Vin Scully had just handed the ceremonial first pitch to Sandy Koufax, two of the most beloved sports figures in Los Angeles history teaming up to welcome baseball back to Dodger Stadium. It was a goosebump moment in person and on television, except that most of Southern California cannot see the Dodgers on television.
In an email blast to DirecTV subscribers demanding their Dodgers, TWC put the blame on DirecTV. If DirecTV had sent an email, the blame would have been put on TWC. Whatever. Skip the talking points on both sides, and proceed directly to the scoreboard.
Games in which Dodgers fans have been held hostage: 5, and counting.
This is nervous time around Dodger Stadium, not only for the fans but for the executives that rebuilt the Dodgers from a bankrupt punch line into a baseball powerhouse in nothing flat. The Dodgers got closer to the World Series last October as they had in 25 years. They made home-grown ace Clayton Kershaw the richest pitcher in history. The Tampa Bay Rays could sell out every game this season and still sell fewer tickets than the Dodgers sold in season packages alone.
Now they are invisible.
For weeks, we heard how the deadline pressure of a season opener would get the Dodgers' television deals done. That was the model when the Lakers launched their channel two years ago, when every cable and satellite provider but DirecTV had signed up a week into the season. No major provider has signed up to carry the Dodgers channel yet, aside from TWC. That leaves 70% of the area in the dark.
The Australian opener is over. The North American opener is over. The Los Angeles opener is over. If the impasse goes on much longer, the urgency to get the deals done might evaporate.
The Dodgers could have avoided all of this, had they stayed with Fox Sports under what would have been the most lucrative local television deal in North American sports history. Prime Ticket already is in your home, and the Dodgers could have turned it into something like SportsNet LA.
But the Dodgers got an even better deal from TWC. Would you leave more than a billion dollars on the table?
Mark Walter, the Dodgers' chairman and controlling owner, said he does not foresee a prolonged blackout.

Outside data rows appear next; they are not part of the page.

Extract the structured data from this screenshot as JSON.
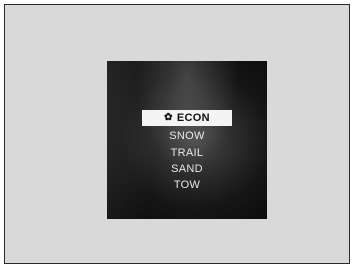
{
  "screen": {
    "modes": [
      {
        "label": "",
        "state": "faded"
      },
      {
        "label": "",
        "state": "faded"
      },
      {
        "label": "ECON",
        "state": "selected"
      },
      {
        "label": "SNOW",
        "state": "normal"
      },
      {
        "label": "TRAIL",
        "state": "normal"
      },
      {
        "label": "SAND",
        "state": "normal"
      },
      {
        "label": "TOW",
        "state": "normal"
      }
    ],
    "selected_icon": "econ-leaf-icon",
    "colors": {
      "highlight_bg": "#f4f4f4",
      "highlight_text": "#111111",
      "menu_text": "#e8e8e8",
      "page_bg": "#d9d9d9"
    }
  }
}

"I think these guys are going to get it resolved," Walter said Friday. "I know there is a lot of back and forth in these kind of big-deal negotiations. But I think people are getting a lot closer. I think things are not unreasonable, which means to me, normally, that things can get done.
"The Dodgers care about that very, very much."
TWC is on the hook for payments to the Dodgers, whether the team is on or off the air, so the negotiations are up to TWC. Walter said he sympathizes with those fans wondering why the Dodgers cannot just intervene and end the standoff.
"We have to let a negotiating partner do what they think is right for their business," he said.
Magic Johnson, the Dodgers' co-owner, said he could not believe the satellite television executives claiming demand for SportsNet LA has not been overwhelming. "That's ridiculous," he said.
Before he drove into Dodger Stadium on Friday, Johnson said, he passed a nearby park with thousands of fans dressed in Dodgers gear. It was 9 a.m.
"We are selling out the merchandise," Johnson said. "People want to see us.
"This team is very, very popular. And the thing about it is: they [the television providers] know it too. They are going to work this out. They have to work this out. … Just like they worked out the Laker deal, they'll work this deal out."
Scully certainly hopes so. He likes to keep up with his Dodgers when he does not travel with them. He has DirecTV at home, and no other option.
"We're not in a Time Warner area," he said. "I'm just hoping, like everybody else."
While some fans are worried they are missing the first few games of what might be his final season, the 86-year-old Scully said he has not decided whether this year will be his last.
"It's only opening day," he said, laughing. "I don't want to think about hanging them up yet."
And a very pleasant day to you, wherever you may be, if you can see him on TV.